### [Instructions for the task]
Report how many lines in the records below hold the word "Photos". Add nothing to the number.
+++
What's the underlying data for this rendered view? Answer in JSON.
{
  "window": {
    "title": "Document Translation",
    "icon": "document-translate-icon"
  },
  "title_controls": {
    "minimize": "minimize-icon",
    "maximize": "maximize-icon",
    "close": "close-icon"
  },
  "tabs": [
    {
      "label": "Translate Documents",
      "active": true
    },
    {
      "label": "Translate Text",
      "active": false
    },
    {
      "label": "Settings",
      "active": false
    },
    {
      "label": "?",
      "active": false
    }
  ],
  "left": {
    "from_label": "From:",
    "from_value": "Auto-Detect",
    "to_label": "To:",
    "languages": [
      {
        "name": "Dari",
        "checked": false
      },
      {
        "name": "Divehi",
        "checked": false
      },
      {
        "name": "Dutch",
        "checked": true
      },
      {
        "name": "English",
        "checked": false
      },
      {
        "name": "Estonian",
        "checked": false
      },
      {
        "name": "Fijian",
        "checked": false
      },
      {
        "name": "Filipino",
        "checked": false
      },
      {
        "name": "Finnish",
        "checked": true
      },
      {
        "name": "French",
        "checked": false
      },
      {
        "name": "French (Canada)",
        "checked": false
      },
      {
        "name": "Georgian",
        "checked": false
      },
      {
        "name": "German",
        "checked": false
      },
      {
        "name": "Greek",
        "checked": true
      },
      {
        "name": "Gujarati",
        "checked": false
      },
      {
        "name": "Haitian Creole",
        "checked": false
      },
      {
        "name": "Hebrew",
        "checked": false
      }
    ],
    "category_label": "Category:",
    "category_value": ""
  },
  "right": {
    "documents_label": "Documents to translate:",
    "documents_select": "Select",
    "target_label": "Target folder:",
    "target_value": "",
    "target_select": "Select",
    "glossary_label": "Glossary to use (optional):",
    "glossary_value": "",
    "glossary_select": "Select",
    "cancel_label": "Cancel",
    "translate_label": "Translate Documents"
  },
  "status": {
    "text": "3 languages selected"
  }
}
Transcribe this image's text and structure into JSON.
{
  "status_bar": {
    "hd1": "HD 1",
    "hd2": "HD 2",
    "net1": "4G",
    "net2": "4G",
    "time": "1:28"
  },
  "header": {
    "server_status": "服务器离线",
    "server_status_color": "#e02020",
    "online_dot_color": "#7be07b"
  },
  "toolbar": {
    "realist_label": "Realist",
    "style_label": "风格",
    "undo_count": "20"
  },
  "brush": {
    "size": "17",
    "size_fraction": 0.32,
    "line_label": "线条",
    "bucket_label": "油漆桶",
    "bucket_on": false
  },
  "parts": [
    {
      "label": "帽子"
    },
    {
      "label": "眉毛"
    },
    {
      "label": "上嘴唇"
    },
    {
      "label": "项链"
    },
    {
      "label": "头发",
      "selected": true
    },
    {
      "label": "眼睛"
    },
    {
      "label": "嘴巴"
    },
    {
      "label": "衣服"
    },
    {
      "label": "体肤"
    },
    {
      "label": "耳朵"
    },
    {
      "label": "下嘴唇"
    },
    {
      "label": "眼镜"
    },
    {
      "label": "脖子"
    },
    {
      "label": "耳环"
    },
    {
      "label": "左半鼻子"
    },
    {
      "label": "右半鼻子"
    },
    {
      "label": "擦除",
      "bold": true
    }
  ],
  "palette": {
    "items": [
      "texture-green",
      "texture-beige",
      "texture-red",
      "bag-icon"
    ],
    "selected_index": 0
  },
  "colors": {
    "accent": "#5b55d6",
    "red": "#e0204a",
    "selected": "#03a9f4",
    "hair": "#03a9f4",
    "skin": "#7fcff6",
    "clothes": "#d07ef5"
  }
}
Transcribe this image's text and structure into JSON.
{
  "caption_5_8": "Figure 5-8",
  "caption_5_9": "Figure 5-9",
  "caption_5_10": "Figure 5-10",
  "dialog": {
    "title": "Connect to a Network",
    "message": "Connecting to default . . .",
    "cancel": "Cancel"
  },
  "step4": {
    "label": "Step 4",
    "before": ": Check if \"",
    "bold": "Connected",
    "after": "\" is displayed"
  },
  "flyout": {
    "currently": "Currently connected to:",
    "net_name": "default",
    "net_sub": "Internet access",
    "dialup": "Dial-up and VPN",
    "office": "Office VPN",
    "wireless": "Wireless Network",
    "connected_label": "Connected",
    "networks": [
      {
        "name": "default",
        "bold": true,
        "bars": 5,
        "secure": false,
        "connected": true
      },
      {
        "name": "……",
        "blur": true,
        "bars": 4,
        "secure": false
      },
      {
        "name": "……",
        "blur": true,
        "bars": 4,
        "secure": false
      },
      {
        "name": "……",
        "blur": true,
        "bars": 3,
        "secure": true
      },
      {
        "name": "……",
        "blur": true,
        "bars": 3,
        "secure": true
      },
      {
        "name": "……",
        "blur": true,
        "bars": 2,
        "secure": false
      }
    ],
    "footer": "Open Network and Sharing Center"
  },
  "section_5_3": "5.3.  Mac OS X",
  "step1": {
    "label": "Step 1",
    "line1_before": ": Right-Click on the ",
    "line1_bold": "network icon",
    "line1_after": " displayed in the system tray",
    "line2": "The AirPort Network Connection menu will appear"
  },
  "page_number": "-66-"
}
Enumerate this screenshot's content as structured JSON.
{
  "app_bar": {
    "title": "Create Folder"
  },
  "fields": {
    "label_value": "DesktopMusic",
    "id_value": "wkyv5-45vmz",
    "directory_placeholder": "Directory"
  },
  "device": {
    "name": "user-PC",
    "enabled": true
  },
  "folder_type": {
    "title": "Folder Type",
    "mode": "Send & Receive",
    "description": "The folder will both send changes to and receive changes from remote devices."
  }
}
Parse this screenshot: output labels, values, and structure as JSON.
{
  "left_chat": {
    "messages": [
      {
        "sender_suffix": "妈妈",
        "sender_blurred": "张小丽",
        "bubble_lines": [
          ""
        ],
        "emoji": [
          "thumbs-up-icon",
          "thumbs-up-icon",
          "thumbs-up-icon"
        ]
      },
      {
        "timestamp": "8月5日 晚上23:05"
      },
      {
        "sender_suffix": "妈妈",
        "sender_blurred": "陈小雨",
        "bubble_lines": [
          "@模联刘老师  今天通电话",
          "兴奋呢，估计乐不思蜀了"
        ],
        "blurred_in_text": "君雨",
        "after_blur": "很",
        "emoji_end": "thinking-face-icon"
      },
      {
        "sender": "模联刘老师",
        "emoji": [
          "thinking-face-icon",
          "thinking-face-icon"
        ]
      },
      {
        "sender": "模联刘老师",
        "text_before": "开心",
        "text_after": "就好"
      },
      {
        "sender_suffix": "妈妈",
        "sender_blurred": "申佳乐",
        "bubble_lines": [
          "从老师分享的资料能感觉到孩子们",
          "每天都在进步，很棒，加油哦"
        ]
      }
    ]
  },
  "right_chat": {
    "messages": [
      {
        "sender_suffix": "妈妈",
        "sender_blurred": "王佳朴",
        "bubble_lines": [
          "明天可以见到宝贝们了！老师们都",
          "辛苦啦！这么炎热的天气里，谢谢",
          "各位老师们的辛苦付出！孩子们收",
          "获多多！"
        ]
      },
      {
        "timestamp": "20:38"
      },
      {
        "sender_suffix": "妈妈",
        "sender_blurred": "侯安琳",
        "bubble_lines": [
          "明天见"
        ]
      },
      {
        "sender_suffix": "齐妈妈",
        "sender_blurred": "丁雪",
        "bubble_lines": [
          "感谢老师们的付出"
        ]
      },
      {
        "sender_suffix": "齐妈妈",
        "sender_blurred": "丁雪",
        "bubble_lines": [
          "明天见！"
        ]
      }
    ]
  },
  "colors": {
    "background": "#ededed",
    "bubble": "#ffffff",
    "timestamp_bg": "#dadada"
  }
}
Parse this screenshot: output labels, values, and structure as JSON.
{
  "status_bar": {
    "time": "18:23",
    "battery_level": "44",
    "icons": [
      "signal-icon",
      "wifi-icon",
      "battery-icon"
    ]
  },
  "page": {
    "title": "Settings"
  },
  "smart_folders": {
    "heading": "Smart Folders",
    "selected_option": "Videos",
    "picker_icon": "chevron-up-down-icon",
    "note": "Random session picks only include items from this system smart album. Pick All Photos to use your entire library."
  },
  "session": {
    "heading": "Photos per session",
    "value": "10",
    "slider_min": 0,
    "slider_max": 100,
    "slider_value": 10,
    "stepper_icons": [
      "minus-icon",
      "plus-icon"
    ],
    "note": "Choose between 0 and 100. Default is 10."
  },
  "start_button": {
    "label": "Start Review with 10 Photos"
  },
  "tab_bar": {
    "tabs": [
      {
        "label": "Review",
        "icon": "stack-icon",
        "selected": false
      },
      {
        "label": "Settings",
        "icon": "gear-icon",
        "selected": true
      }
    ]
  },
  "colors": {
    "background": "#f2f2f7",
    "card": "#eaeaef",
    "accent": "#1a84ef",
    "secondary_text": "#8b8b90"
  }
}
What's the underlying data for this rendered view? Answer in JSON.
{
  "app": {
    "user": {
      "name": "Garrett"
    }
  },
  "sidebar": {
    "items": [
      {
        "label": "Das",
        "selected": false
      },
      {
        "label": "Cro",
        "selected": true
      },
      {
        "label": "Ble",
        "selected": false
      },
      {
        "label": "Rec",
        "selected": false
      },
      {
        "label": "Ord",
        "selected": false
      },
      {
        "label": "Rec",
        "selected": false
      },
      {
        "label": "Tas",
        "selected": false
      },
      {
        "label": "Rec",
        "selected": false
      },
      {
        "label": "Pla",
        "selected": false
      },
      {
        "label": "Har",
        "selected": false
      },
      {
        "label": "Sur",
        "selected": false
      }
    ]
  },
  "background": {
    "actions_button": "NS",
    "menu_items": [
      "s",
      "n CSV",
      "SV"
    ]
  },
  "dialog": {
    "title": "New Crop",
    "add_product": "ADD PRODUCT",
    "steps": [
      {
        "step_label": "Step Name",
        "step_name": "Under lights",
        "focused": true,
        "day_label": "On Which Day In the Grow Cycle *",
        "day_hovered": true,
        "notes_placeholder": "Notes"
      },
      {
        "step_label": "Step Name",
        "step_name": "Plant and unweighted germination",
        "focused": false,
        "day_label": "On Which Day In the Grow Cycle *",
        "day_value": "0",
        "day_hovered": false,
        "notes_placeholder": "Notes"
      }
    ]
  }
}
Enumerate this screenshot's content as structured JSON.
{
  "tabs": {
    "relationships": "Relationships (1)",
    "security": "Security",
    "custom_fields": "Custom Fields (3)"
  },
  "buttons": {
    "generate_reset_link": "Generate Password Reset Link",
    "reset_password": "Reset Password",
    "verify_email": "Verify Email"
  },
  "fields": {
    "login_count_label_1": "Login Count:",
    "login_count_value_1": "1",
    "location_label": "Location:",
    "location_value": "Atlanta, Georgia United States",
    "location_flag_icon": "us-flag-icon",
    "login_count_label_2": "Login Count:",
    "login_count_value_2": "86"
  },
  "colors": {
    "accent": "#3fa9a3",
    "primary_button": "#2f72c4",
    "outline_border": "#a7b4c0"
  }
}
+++
### [Problem solution]
3